Emotional Wellbeing


Mandy Kloppers

How to deal with intimidation

We have all met someone during the course of our lives who has been intimidating. As it is so widespread, many clients ask me how to deal with intimidation. Intimidating people try to get their way through aggressive behaviour. It is a learned behaviour that has rewarded them in the past. They may have witnessed a parent be intimidating and I have also seen cases where someone who was bullied as a child has become the aggressor in adult life.

Intimidating people use anger and aggressive behaviour to keep others at bay. Usually, intimidation works well for them. Most people dislike confilct and often don’t challenge someone who is intimidating. The key to dealing with intimidation is to react in a way that the aggressor doesn’t expect.

How to deal with intimidation

Stay calm

An intimdating person wants you to cower. They want to see your react with fear or retreat in some way. Their anger is a cover-up for their own inadequacies. Intimidating people often feel they lack true power. They don’t know how to be assertive and aggression is their first line of defense. Don’t react when you feel intimidated. Stay calm and think before responding. Never match the aggressor’s anger, this will escalate the situation.

Stand your ground

Intimidation is a tactic to win through fear. Do not show fear or subservience to an intimidating person. This will give them the upper hand. Instead, repeat their request slowly. Ask them questions in a calm manner. Example: I see that you are angry right now, can we talk about this? Or “There is no need to shout at me, I can hear what you are saying”.

Acknowledge that you can see they are angry. You could also respond with feedback on how their intimidating behaviour is affecting you. “I am finding you quite intimidating right now, could we please talk about this calmly?”

Don’t give in to intimidation. As hard as it may be, stand your ground and be repetitive in your response. Example. “I hear what you are saying but this isn’t something we are going to agree on.”

Aggressor “you will have to agree on this, it’s non negotiable”

Repeat: “I don’t believe this is something we will agree on, we will have to compromise in some way.”

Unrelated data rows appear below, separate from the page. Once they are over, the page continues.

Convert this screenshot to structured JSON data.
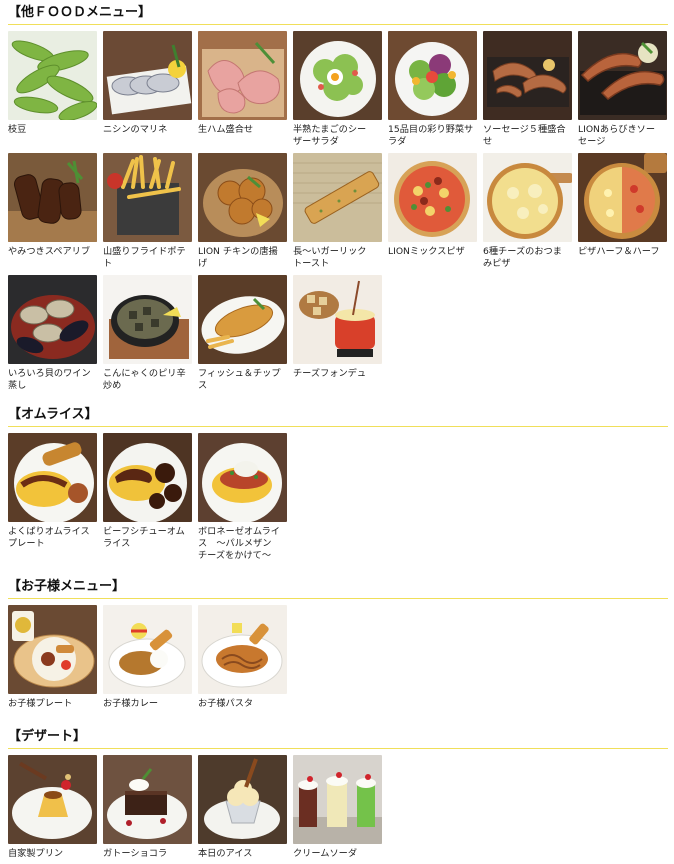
{
  "sections": [
    {
      "title": "【他ＦＯＯＤメニュー】",
      "items": [
        {
          "label": "枝豆",
          "icon": "edamame-icon"
        },
        {
          "label": "ニシンのマリネ",
          "icon": "herring-marinade-icon"
        },
        {
          "label": "生ハム盛合せ",
          "icon": "prosciutto-platter-icon"
        },
        {
          "label": "半熟たまごのシー\nザーサラダ",
          "icon": "caesar-salad-icon"
        },
        {
          "label": "15品目の彩り野菜サ\nラダ",
          "icon": "vegetable-salad-icon"
        },
        {
          "label": "ソーセージ５種盛合\nせ",
          "icon": "sausage-platter-icon"
        },
        {
          "label": "LIONあらびきソー\nセージ",
          "icon": "coarse-sausage-icon"
        },
        {
          "label": "やみつきスペアリブ",
          "icon": "spare-ribs-icon"
        },
        {
          "label": "山盛りフライドポテ\nト",
          "icon": "french-fries-icon"
        },
        {
          "label": "LION チキンの唐揚\nげ",
          "icon": "fried-chicken-icon"
        },
        {
          "label": "長～いガーリック\nトースト",
          "icon": "garlic-toast-icon"
        },
        {
          "label": "LIONミックスピザ",
          "icon": "mix-pizza-icon"
        },
        {
          "label": "6種チーズのおつま\nみピザ",
          "icon": "cheese-pizza-icon"
        },
        {
          "label": "ピザハーフ＆ハーフ",
          "icon": "half-half-pizza-icon"
        },
        {
          "label": "いろいろ貝のワイン\n蒸し",
          "icon": "shellfish-wine-icon"
        },
        {
          "label": "こんにゃくのピリ辛\n炒め",
          "icon": "konjac-stirfry-icon"
        },
        {
          "label": "フィッシュ＆チップ\nス",
          "icon": "fish-and-chips-icon"
        },
        {
          "label": "チーズフォンデュ",
          "icon": "cheese-fondue-icon"
        }
      ]
    },
    {
      "title": "【オムライス】",
      "items": [
        {
          "label": "よくばりオムライス\nプレート",
          "icon": "omurice-plate-icon"
        },
        {
          "label": "ビーフシチューオム\nライス",
          "icon": "beef-stew-omurice-icon"
        },
        {
          "label": "ボロネーゼオムライ\nス　～パルメザン\nチーズをかけて～",
          "icon": "bolognese-omurice-icon"
        }
      ]
    },
    {
      "title": "【お子様メニュー】",
      "items": [
        {
          "label": "お子様プレート",
          "icon": "kids-plate-icon"
        },
        {
          "label": "お子様カレー",
          "icon": "kids-curry-icon"
        },
        {
          "label": "お子様パスタ",
          "icon": "kids-pasta-icon"
        }
      ]
    },
    {
      "title": "【デザート】",
      "items": [
        {
          "label": "自家製プリン",
          "icon": "pudding-icon"
        },
        {
          "label": "ガトーショコラ",
          "icon": "gateau-chocolat-icon"
        },
        {
          "label": "本日のアイス",
          "icon": "ice-cream-icon"
        },
        {
          "label": "クリームソーダ",
          "icon": "cream-soda-icon"
        }
      ]
    }
  ]
}
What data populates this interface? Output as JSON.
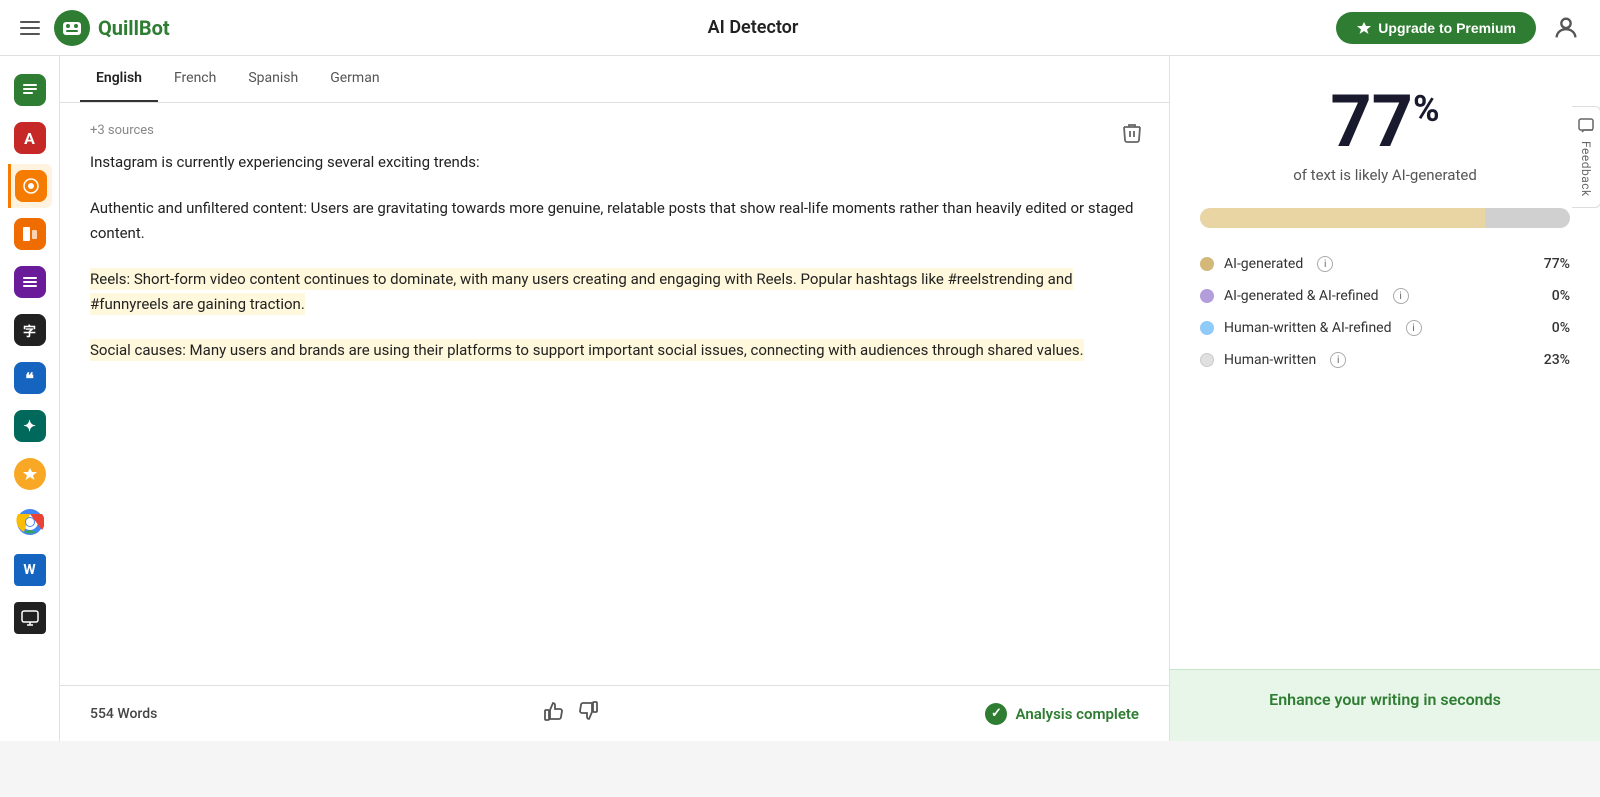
{
  "navbar": {
    "title": "AI Detector",
    "logo_text": "QuillBot",
    "upgrade_label": "Upgrade to Premium"
  },
  "tabs": [
    {
      "label": "English",
      "active": true
    },
    {
      "label": "French",
      "active": false
    },
    {
      "label": "Spanish",
      "active": false
    },
    {
      "label": "German",
      "active": false
    }
  ],
  "content": {
    "sources": "+3 sources",
    "paragraphs": [
      "Instagram is currently experiencing several exciting trends:",
      "Authentic and unfiltered content: Users are gravitating towards more genuine, relatable posts that show real-life moments rather than heavily edited or staged content.",
      "Reels: Short-form video content continues to dominate, with many users creating and engaging with Reels. Popular hashtags like #reelstrending and #funnyreels are gaining traction.",
      "Social causes: Many users and brands are using their platforms to support important social issues, connecting with audiences through shared values."
    ],
    "highlighted": [
      2,
      3
    ],
    "word_count": "554 Words",
    "analysis_status": "Analysis complete"
  },
  "results": {
    "percentage": "77",
    "percent_symbol": "%",
    "likelihood_text": "of text is likely AI-generated",
    "legend": [
      {
        "label": "AI-generated",
        "color": "dot-yellow",
        "value": "77%"
      },
      {
        "label": "AI-generated & AI-refined",
        "color": "dot-purple",
        "value": "0%"
      },
      {
        "label": "Human-written & AI-refined",
        "color": "dot-blue",
        "value": "0%"
      },
      {
        "label": "Human-written",
        "color": "dot-gray",
        "value": "23%"
      }
    ],
    "progress_ai_pct": 77,
    "progress_human_pct": 23
  },
  "promo": {
    "text": "Enhance your writing in seconds"
  },
  "feedback": {
    "label": "Feedback"
  },
  "sidebar": {
    "items": [
      {
        "icon": "📝",
        "class": "ic-green",
        "name": "summarizer"
      },
      {
        "icon": "A",
        "class": "ic-red",
        "name": "grammar-checker"
      },
      {
        "icon": "⊕",
        "class": "ic-orange",
        "name": "ai-detector",
        "active": true
      },
      {
        "icon": "◧",
        "class": "ic-orange2",
        "name": "paraphraser"
      },
      {
        "icon": "≡",
        "class": "ic-purple",
        "name": "text-tools"
      },
      {
        "icon": "字",
        "class": "ic-dark",
        "name": "translator"
      },
      {
        "icon": "❝",
        "class": "ic-blue",
        "name": "citation"
      },
      {
        "icon": "✦",
        "class": "ic-teal",
        "name": "ai-writer"
      },
      {
        "icon": "◆",
        "class": "ic-yellow",
        "name": "premium"
      },
      {
        "icon": "⊕",
        "class": "ic-chrome",
        "name": "chrome-ext"
      },
      {
        "icon": "W",
        "class": "ic-word",
        "name": "word-plugin"
      },
      {
        "icon": "▣",
        "class": "ic-monitor",
        "name": "monitor"
      }
    ]
  }
}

Be repetitive and don’t allow intimidation to wear you down.

The bark is often worse than the bite

When you refuse to give in to their intimidation, an aggressor will often change tactics. They respect someone who isn’t intimidated.They are more likely to back down when they realise that you will not give in. Show them that being aggressive isn’t going to make you change or give in to them.

Stay detached

Never take an intimidating person’s behaviour personally. It says more about them than it does about you.Intimidation suggests that a person has low self esteem, ultimately feels powerless underneath and does not have the skills to communicate assertively. Use this to your advantage by responding assertively. Being assertive is more likely to end in a win-win situation where both people’s needs are taken into consideration.

Intimidation comes from a place of weakness. A healthy balanced person does not need to intimidate others to get things done. Intimidation is a dysfunctional behaviour that has no place amongst mentally healthy, balanced individuals.

Mandy X




Photo by Harry Grout on Unsplash